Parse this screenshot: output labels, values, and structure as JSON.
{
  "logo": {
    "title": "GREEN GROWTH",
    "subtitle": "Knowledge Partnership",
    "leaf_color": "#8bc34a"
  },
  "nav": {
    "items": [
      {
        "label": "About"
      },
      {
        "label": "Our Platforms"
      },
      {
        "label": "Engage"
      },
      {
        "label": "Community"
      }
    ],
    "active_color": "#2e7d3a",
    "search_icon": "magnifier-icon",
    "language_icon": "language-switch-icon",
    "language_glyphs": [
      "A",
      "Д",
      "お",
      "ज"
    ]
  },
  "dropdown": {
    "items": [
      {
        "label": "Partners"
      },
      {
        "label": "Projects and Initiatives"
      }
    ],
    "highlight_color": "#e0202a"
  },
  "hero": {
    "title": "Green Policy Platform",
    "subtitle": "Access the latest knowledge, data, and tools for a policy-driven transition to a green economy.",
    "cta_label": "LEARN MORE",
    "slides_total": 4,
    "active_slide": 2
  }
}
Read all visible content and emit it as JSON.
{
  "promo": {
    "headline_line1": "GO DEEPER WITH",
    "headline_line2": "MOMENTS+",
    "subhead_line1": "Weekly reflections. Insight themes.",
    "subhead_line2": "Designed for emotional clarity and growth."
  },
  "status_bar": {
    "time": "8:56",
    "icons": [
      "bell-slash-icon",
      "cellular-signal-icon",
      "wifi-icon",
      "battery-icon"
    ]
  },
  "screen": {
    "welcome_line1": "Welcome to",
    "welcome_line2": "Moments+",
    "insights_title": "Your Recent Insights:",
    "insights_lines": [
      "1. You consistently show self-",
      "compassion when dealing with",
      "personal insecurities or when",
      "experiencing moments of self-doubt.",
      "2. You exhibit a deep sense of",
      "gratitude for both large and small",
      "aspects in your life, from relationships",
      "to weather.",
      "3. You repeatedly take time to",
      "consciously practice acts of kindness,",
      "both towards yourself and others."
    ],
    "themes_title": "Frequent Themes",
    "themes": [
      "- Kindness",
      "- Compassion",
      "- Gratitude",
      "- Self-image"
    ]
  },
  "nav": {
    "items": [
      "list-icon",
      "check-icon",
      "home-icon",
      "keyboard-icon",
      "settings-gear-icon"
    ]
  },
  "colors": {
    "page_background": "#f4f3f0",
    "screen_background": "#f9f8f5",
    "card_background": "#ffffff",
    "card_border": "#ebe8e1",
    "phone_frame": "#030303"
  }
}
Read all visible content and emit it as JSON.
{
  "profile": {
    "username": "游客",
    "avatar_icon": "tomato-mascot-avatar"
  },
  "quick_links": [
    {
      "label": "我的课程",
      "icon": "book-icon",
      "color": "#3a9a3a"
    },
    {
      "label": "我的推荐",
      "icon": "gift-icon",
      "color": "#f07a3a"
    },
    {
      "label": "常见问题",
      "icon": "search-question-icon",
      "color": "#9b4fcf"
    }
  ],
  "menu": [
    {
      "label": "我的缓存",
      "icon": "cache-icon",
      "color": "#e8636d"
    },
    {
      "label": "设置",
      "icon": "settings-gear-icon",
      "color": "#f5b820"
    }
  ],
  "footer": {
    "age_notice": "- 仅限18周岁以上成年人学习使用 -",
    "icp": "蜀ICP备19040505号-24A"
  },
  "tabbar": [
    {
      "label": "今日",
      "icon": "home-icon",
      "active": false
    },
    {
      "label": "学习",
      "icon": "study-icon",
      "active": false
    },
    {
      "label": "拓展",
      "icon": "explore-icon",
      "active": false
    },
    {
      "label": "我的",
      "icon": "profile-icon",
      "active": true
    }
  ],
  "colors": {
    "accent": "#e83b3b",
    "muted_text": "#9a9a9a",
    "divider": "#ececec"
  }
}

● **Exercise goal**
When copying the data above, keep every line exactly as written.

● **Exercise response**
Parse this screenshot: output labels, values, and structure as JSON.
{
  "logo": {
    "title": "GREEN GROWTH",
    "subtitle": "Knowledge Partnership",
    "leaf_color": "#8bc34a"
  },
  "nav": {
    "items": [
      {
        "label": "About"
      },
      {
        "label": "Our Platforms"
      },
      {
        "label": "Engage"
      },
      {
        "label": "Community"
      }
    ],
    "active_color": "#2e7d3a",
    "search_icon": "magnifier-icon",
    "language_icon": "language-switch-icon",
    "language_glyphs": [
      "A",
      "Д",
      "お",
      "ज"
    ]
  },
  "dropdown": {
    "items": [
      {
        "label": "Partners"
      },
      {
        "label": "Projects and Initiatives"
      }
    ],
    "highlight_color": "#e0202a"
  },
  "hero": {
    "title": "Green Policy Platform",
    "subtitle": "Access the latest knowledge, data, and tools for a policy-driven transition to a green economy.",
    "cta_label": "LEARN MORE",
    "slides_total": 4,
    "active_slide": 2
  }
}
Read all visible content and emit it as JSON.
{
  "promo": {
    "headline_line1": "GO DEEPER WITH",
    "headline_line2": "MOMENTS+",
    "subhead_line1": "Weekly reflections. Insight themes.",
    "subhead_line2": "Designed for emotional clarity and growth."
  },
  "status_bar": {
    "time": "8:56",
    "icons": [
      "bell-slash-icon",
      "cellular-signal-icon",
      "wifi-icon",
      "battery-icon"
    ]
  },
  "screen": {
    "welcome_line1": "Welcome to",
    "welcome_line2": "Moments+",
    "insights_title": "Your Recent Insights:",
    "insights_lines": [
      "1. You consistently show self-",
      "compassion when dealing with",
      "personal insecurities or when",
      "experiencing moments of self-doubt.",
      "2. You exhibit a deep sense of",
      "gratitude for both large and small",
      "aspects in your life, from relationships",
      "to weather.",
      "3. You repeatedly take time to",
      "consciously practice acts of kindness,",
      "both towards yourself and others."
    ],
    "themes_title": "Frequent Themes",
    "themes": [
      "- Kindness",
      "- Compassion",
      "- Gratitude",
      "- Self-image"
    ]
  },
  "nav": {
    "items": [
      "list-icon",
      "check-icon",
      "home-icon",
      "keyboard-icon",
      "settings-gear-icon"
    ]
  },
  "colors": {
    "page_background": "#f4f3f0",
    "screen_background": "#f9f8f5",
    "card_background": "#ffffff",
    "card_border": "#ebe8e1",
    "phone_frame": "#030303"
  }
}
Read all visible content and emit it as JSON.
{
  "profile": {
    "username": "游客",
    "avatar_icon": "tomato-mascot-avatar"
  },
  "quick_links": [
    {
      "label": "我的课程",
      "icon": "book-icon",
      "color": "#3a9a3a"
    },
    {
      "label": "我的推荐",
      "icon": "gift-icon",
      "color": "#f07a3a"
    },
    {
      "label": "常见问题",
      "icon": "search-question-icon",
      "color": "#9b4fcf"
    }
  ],
  "menu": [
    {
      "label": "我的缓存",
      "icon": "cache-icon",
      "color": "#e8636d"
    },
    {
      "label": "设置",
      "icon": "settings-gear-icon",
      "color": "#f5b820"
    }
  ],
  "footer": {
    "age_notice": "- 仅限18周岁以上成年人学习使用 -",
    "icp": "蜀ICP备19040505号-24A"
  },
  "tabbar": [
    {
      "label": "今日",
      "icon": "home-icon",
      "active": false
    },
    {
      "label": "学习",
      "icon": "study-icon",
      "active": false
    },
    {
      "label": "拓展",
      "icon": "explore-icon",
      "active": false
    },
    {
      "label": "我的",
      "icon": "profile-icon",
      "active": true
    }
  ],
  "colors": {
    "accent": "#e83b3b",
    "muted_text": "#9a9a9a",
    "divider": "#ececec"
  }
}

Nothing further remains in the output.